Sources say Mr Roy was the first target of Ms Banerjee’s Operation “Return of the Prodigal”, as it were.
Ms Banerjee had signalled it during the election campaigning, when she said at a public rally: “Mukul Roy is not a bad as Suvendu Adhikari”.
A founder member of the Trinamool, Mr Roy was its General Secretary when he quit; the post has now gone to the Chief Minister’s nephew Abhishek Banerjee, who first reached out to Mr Roy and his family.
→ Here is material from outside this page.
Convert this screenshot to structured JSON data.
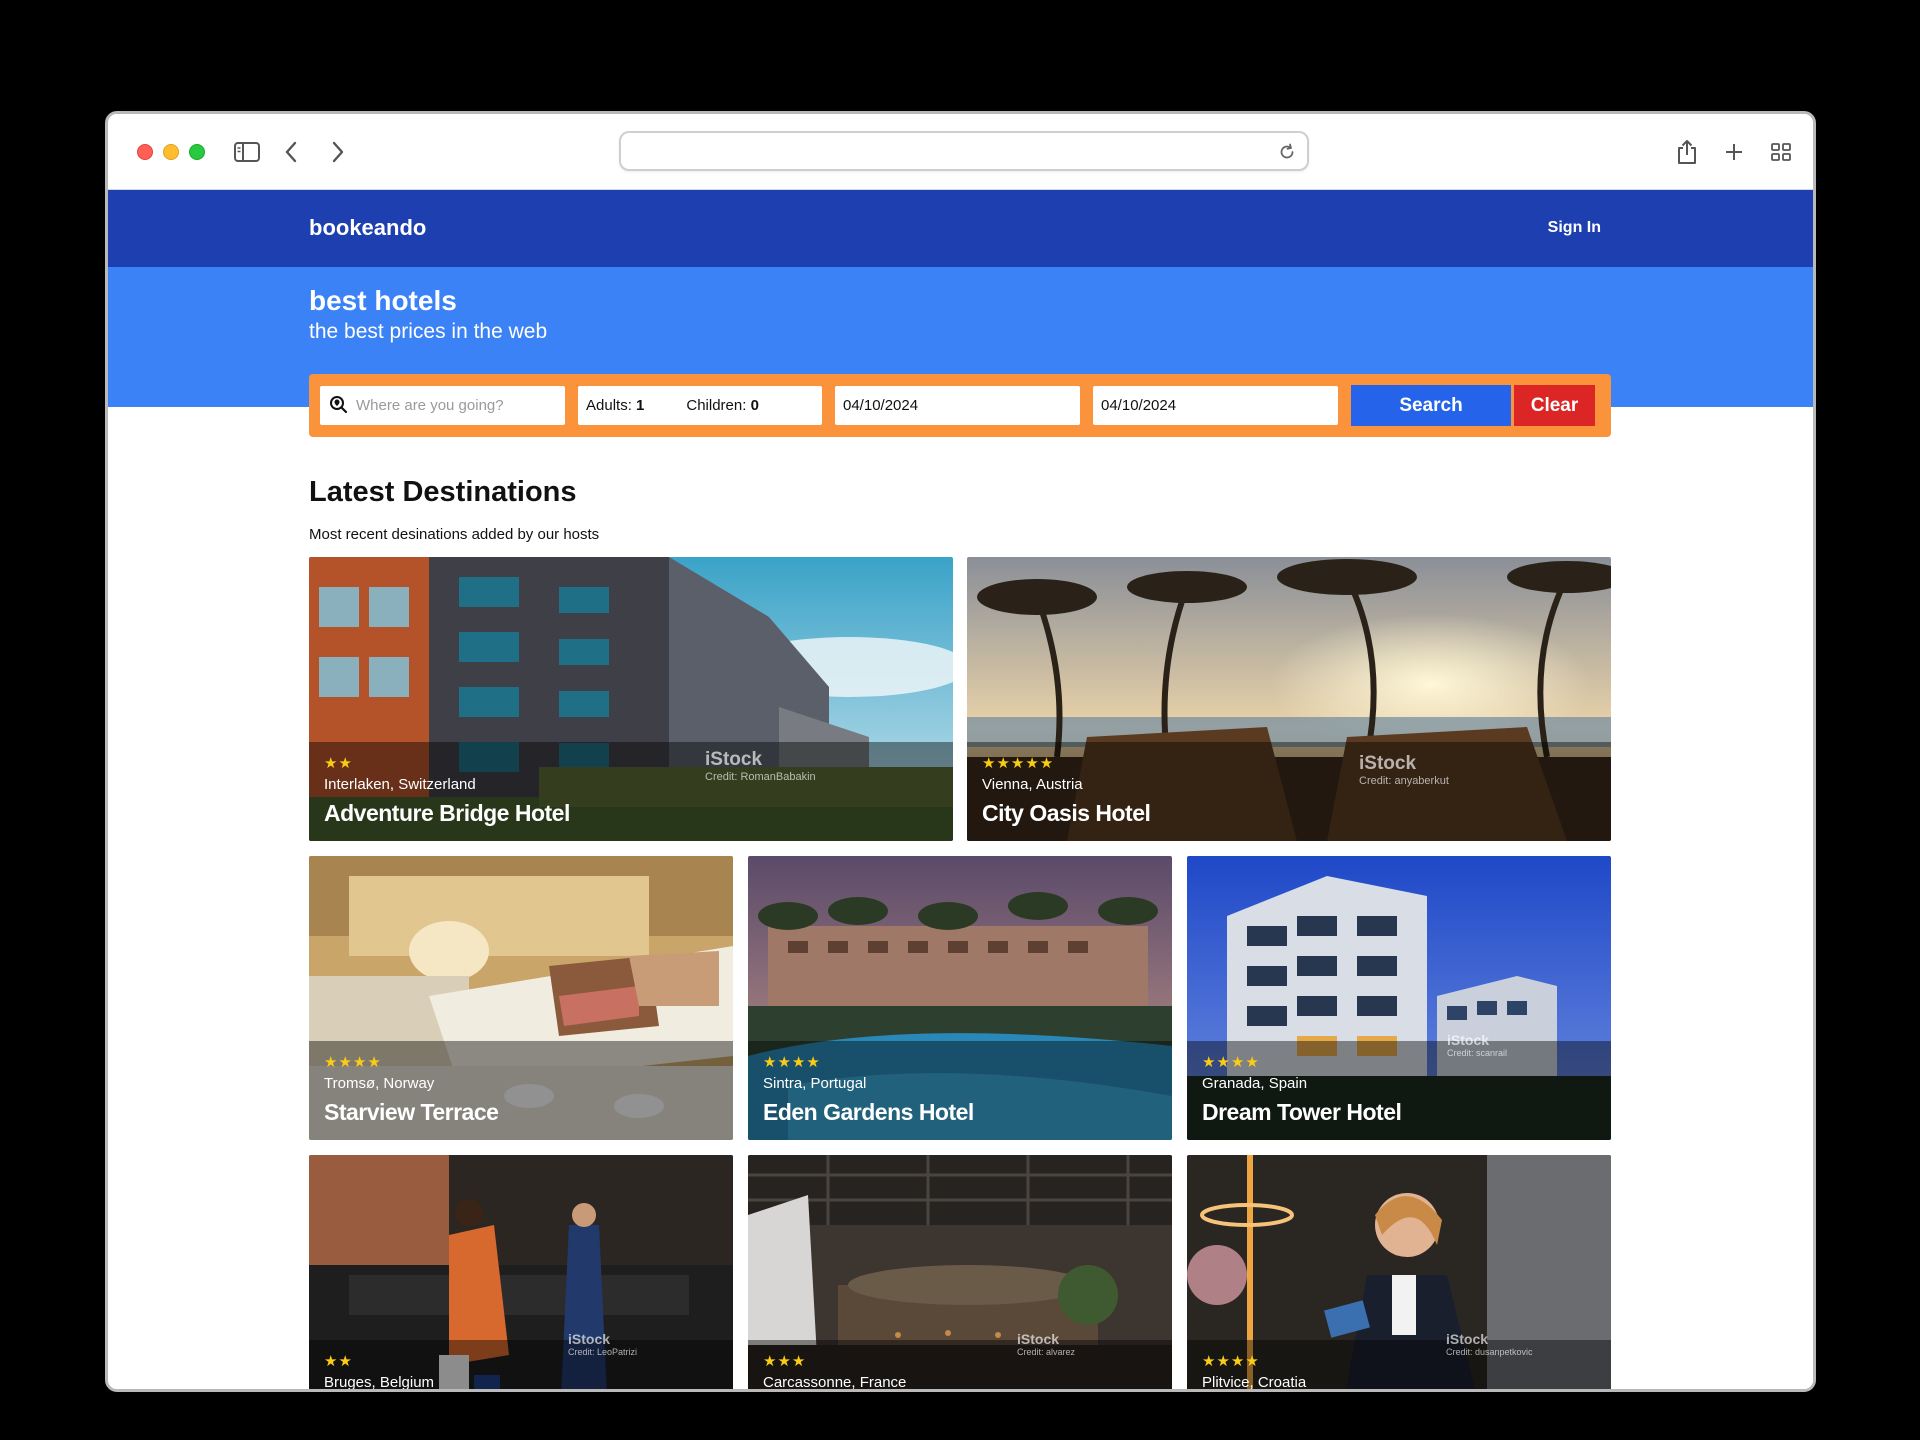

Abhishek Banerjee last week visited Mr Roy at the hospital where his wife is admitted. The very next day, Prime Minister Narendra Modi reportedly spoke to Mr Roy on the phone to ask after his wife’s health, reflecting the BJP’s nervousness.
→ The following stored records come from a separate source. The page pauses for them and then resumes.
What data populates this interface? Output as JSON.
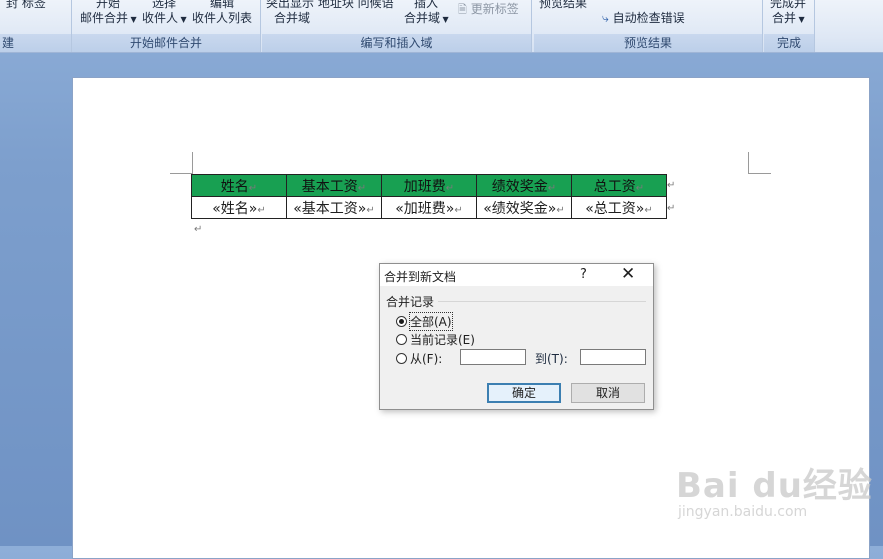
{
  "ribbon": {
    "groups": [
      {
        "label": "建"
      },
      {
        "label": "开始邮件合并"
      },
      {
        "label": "编写和插入域"
      },
      {
        "label": "预览结果"
      },
      {
        "label": "完成"
      }
    ],
    "g0": {
      "top_text": "封    标签"
    },
    "g1": {
      "top1": "开始",
      "top2": "选择",
      "top3": "编辑",
      "b1": "邮件合并",
      "b2": "收件人",
      "b3": "收件人列表"
    },
    "g2": {
      "top": "突出显示  地址块  问候语",
      "insert": "插入",
      "merge_fields": "合并域",
      "insert_field": "合并域",
      "update_labels": "更新标签"
    },
    "g3": {
      "preview": "预览结果",
      "auto_check": "自动检查错误"
    },
    "g4": {
      "finish_top": "完成并",
      "finish": "合并"
    }
  },
  "document": {
    "table": {
      "headers": [
        "姓名",
        "基本工资",
        "加班费",
        "绩效奖金",
        "总工资"
      ],
      "fields": [
        "«姓名»",
        "«基本工资»",
        "«加班费»",
        "«绩效奖金»",
        "«总工资»"
      ]
    },
    "cell_mark": "↵",
    "paragraph_mark": "↵"
  },
  "dialog": {
    "title": "合并到新文档",
    "help": "?",
    "close": "✕",
    "group_label": "合并记录",
    "option_all": "全部(A)",
    "option_current": "当前记录(E)",
    "option_from": "从(F):",
    "to_label": "到(T):",
    "from_value": "",
    "to_value": "",
    "ok": "确定",
    "cancel": "取消"
  },
  "watermark": {
    "brand": "Bai du经验",
    "url": "jingyan.baidu.com"
  }
}
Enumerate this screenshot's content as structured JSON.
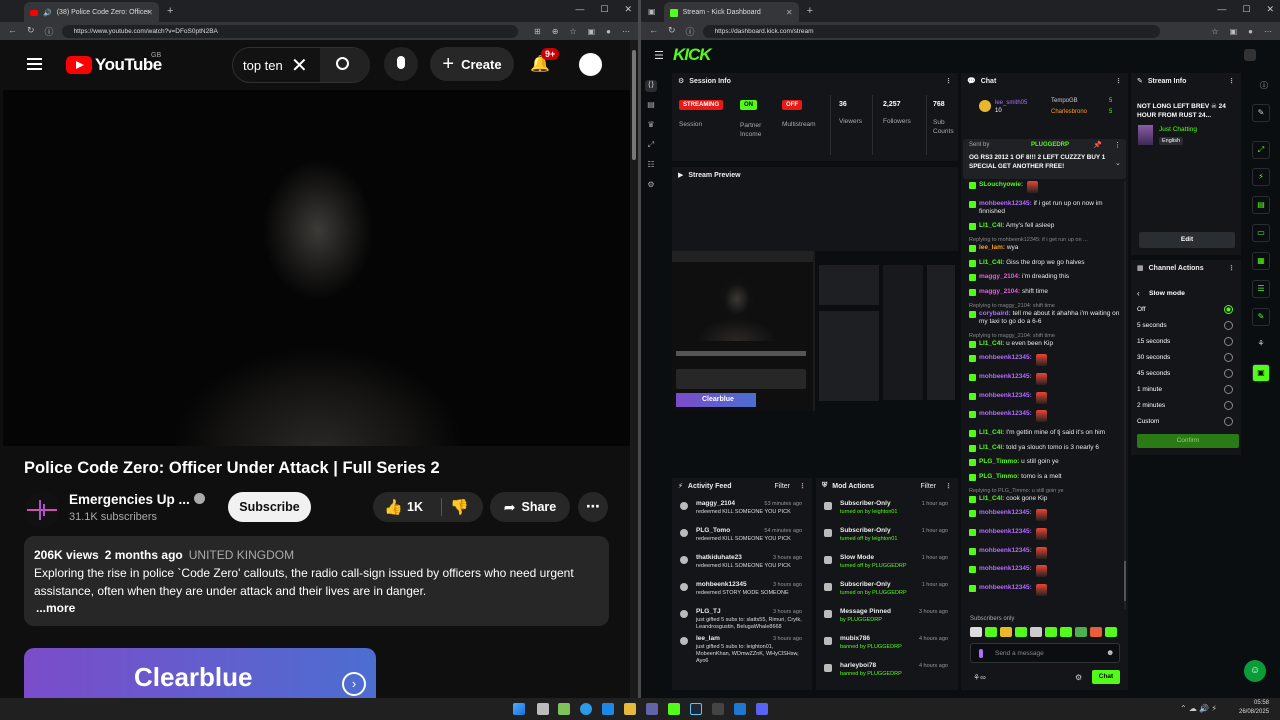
{
  "youtube_window": {
    "tab_title": "(38) Police Code Zero: Officer",
    "url": "https://www.youtube.com/watch?v=DFoS0ptN2BA",
    "logo_text": "YouTube",
    "region": "GB",
    "search_value": "top ten",
    "create_label": "Create",
    "notif_count": "9+",
    "video_title": "Police Code Zero: Officer Under Attack | Full Series 2",
    "channel_name": "Emergencies Up ...",
    "subscribers": "31.1K subscribers",
    "subscribe_label": "Subscribe",
    "likes": "1K",
    "share_label": "Share",
    "views": "206K views",
    "age": "2 months ago",
    "country": "UNITED KINGDOM",
    "desc_line1": "Exploring the rise in police `Code Zero' callouts, the radio call-sign issued by officers who need urgent",
    "desc_line2": "assistance, often when they are under attack and their lives are in danger.",
    "more_label": "...more",
    "ad_text": "Clearblue"
  },
  "kick_window": {
    "tab_title": "Stream - Kick Dashboard",
    "url": "https://dashboard.kick.com/stream",
    "logo": "KICK",
    "session": {
      "header": "Session Info",
      "streaming": "STREAMING",
      "session_label": "Session",
      "on": "ON",
      "partner_label": "Partner Income",
      "off": "OFF",
      "multistream_label": "Multistream",
      "viewers": "36",
      "viewers_label": "Viewers",
      "followers": "2,257",
      "followers_label": "Followers",
      "subs": "768",
      "subs_label": "Sub Counts"
    },
    "preview_header": "Stream Preview",
    "preview_ad": "Clearblue",
    "activity": {
      "header": "Activity Feed",
      "filter": "Filter",
      "rows": [
        {
          "name": "maggy_2104",
          "time": "53 minutes ago",
          "sub": "redeemed KILL SOMEONE YOU PICK"
        },
        {
          "name": "PLG_Tomo",
          "time": "54 minutes ago",
          "sub": "redeemed KILL SOMEONE YOU PICK"
        },
        {
          "name": "thatkiduhate23",
          "time": "3 hours ago",
          "sub": "redeemed KILL SOMEONE YOU PICK"
        },
        {
          "name": "mohbeenk12345",
          "time": "3 hours ago",
          "sub": "redeemed STORY MODE SOMEONE"
        },
        {
          "name": "PLG_TJ",
          "time": "3 hours ago",
          "sub": "just gifted 5 subs to: slatts55, Rimuri, Crytk, Leandrosgustin, BelugaWhale8668"
        },
        {
          "name": "lee_lam",
          "time": "3 hours ago",
          "sub": "just gifted 5 subs to: leighton01, MobeenKhan, WDmwZZnK, WHyClSHsw, Ayo6"
        }
      ]
    },
    "mod": {
      "header": "Mod Actions",
      "filter": "Filter",
      "rows": [
        {
          "name": "Subscriber-Only",
          "time": "1 hour ago",
          "sub": "turned on by leighton01"
        },
        {
          "name": "Subscriber-Only",
          "time": "1 hour ago",
          "sub": "turned off by leighton01"
        },
        {
          "name": "Slow Mode",
          "time": "1 hour ago",
          "sub": "turned off by PLUGGEDRP"
        },
        {
          "name": "Subscriber-Only",
          "time": "1 hour ago",
          "sub": "turned on by PLUGGEDRP"
        },
        {
          "name": "Message Pinned",
          "time": "3 hours ago",
          "sub": "by PLUGGEDRP"
        },
        {
          "name": "mubix786",
          "time": "4 hours ago",
          "sub": "banned by PLUGGEDRP"
        },
        {
          "name": "harleyboi78",
          "time": "4 hours ago",
          "sub": "banned by PLUGGEDRP"
        }
      ]
    },
    "chat": {
      "header": "Chat",
      "top_user": "lee_smith05",
      "top_count": "10",
      "top2": "TempoGB",
      "top2_count": "5",
      "top3": "Charlesbrono",
      "top3_count": "5",
      "pinned_by": "Sent by",
      "pinned_user": "PLUGGEDRP",
      "pinned_text": "OG RS3 2012 1 OF 8!!! 2 LEFT CUZZZY BUY 1 SPECIAL GET ANOTHER FREE!",
      "lines": [
        {
          "reply": "",
          "user": "SLouchyowie:",
          "color": "#53fc18",
          "text": ""
        },
        {
          "reply": "",
          "user": "mohbeenk12345:",
          "color": "#b36cff",
          "text": "if i get run up on now im finnished"
        },
        {
          "reply": "",
          "user": "LI1_C4l:",
          "color": "#53fc18",
          "text": "Amy's fell asleep"
        },
        {
          "reply": "Replying to mohbeenk12345: if i get run up on ...",
          "user": "lee_lam:",
          "color": "#ff9f1c",
          "text": "wya"
        },
        {
          "reply": "",
          "user": "LI1_C4l:",
          "color": "#53fc18",
          "text": "Giss the drop we go halves"
        },
        {
          "reply": "",
          "user": "maggy_2104:",
          "color": "#e85dd9",
          "text": "i'm dreading this"
        },
        {
          "reply": "",
          "user": "maggy_2104:",
          "color": "#e85dd9",
          "text": "shift time"
        },
        {
          "reply": "Replying to maggy_2104: shift time",
          "user": "corybaird:",
          "color": "#b36cff",
          "text": "tell me about it ahahha i'm waiting on my taxi to go do a 6-6"
        },
        {
          "reply": "Replying to maggy_2104: shift time",
          "user": "LI1_C4l:",
          "color": "#53fc18",
          "text": "u even been Kip"
        },
        {
          "reply": "",
          "user": "mohbeenk12345:",
          "color": "#b36cff",
          "text": ""
        },
        {
          "reply": "",
          "user": "mohbeenk12345:",
          "color": "#b36cff",
          "text": ""
        },
        {
          "reply": "",
          "user": "mohbeenk12345:",
          "color": "#b36cff",
          "text": ""
        },
        {
          "reply": "",
          "user": "mohbeenk12345:",
          "color": "#b36cff",
          "text": ""
        },
        {
          "reply": "",
          "user": "LI1_C4l:",
          "color": "#53fc18",
          "text": "I'm gettin mine of tj said it's on him"
        },
        {
          "reply": "",
          "user": "LI1_C4l:",
          "color": "#53fc18",
          "text": "told ya slouch tomo is 3 nearly 6"
        },
        {
          "reply": "",
          "user": "PLG_Timmo:",
          "color": "#53fc18",
          "text": "u still goin ye"
        },
        {
          "reply": "",
          "user": "PLG_Timmo:",
          "color": "#53fc18",
          "text": "tomo is a melt"
        },
        {
          "reply": "Replying to PLG_Timmo: u still goin ye",
          "user": "LI1_C4l:",
          "color": "#53fc18",
          "text": "cook gone Kip"
        },
        {
          "reply": "",
          "user": "mohbeenk12345:",
          "color": "#b36cff",
          "text": ""
        },
        {
          "reply": "",
          "user": "mohbeenk12345:",
          "color": "#b36cff",
          "text": ""
        },
        {
          "reply": "",
          "user": "mohbeenk12345:",
          "color": "#b36cff",
          "text": ""
        },
        {
          "reply": "",
          "user": "mohbeenk12345:",
          "color": "#b36cff",
          "text": ""
        },
        {
          "reply": "",
          "user": "mohbeenk12345:",
          "color": "#b36cff",
          "text": ""
        }
      ],
      "subs_only": "Subscribers only",
      "placeholder": "Send a message",
      "send": "Chat"
    },
    "stream_info": {
      "header": "Stream Info",
      "title": "NOT LONG LEFT BREV ☠ 24 HOUR FROM RUST 24...",
      "category": "Just Chatting",
      "language": "English",
      "edit": "Edit"
    },
    "channel_actions": {
      "header": "Channel Actions",
      "slow_mode": "Slow mode",
      "options": [
        "Off",
        "5 seconds",
        "15 seconds",
        "30 seconds",
        "45 seconds",
        "1 minute",
        "2 minutes",
        "Custom"
      ],
      "selected": 0,
      "confirm": "Confirm"
    }
  },
  "taskbar": {
    "time": "05:58",
    "date": "26/08/2025"
  },
  "colors": {
    "kick_green": "#53fc18",
    "yt_red": "#ff0000",
    "streaming_red": "#e91916"
  }
}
The homecoming of its leaders, including those who switched just before the April-May Bengal election, is part of the Trinamool’s forward planning for 2024. Its goal is to prevent a repeat of 2019, when the BJP scored big gains at the Trinamool’s cost.
Mr Roy’s return was key.
He was instrumental in the BJP’s hopes for a political coup in Bengal and even delivered in 2019, but the dream soured by the time it came to the state election.
Sources say Mukul Roy had told close associates about feeling “suffocated” in the party. His frustration was amplified by the BJP’s defeat in the Bengal election. The former Trinamool MP concluded that the BJP’s political culture and ethos is alien to Bengal and it is doomed to remain an “outsider” in the foreseeable future.
The main source of his resentment was Suvendu Adhikari, another Mamata Banerjee aide who quickly became the BJP’s most-favoured after he joined the party in December. The BJP has invested heavily in Mr Adhikari, whose victory over Mamata Banerjee in Nandigram turned out to be the only solace for the party in an otherwise disappointing outing.
Sources say many former Trinamool leaders who followed Mr Adhikari before the Bengal election want to come back.
The Trinamool, say sources, is eager to “strike while the iron is hot” and break a chunk off the BJP, preferably a bigger one than the section that left the Trinamool before the election.
syndicated from NDTV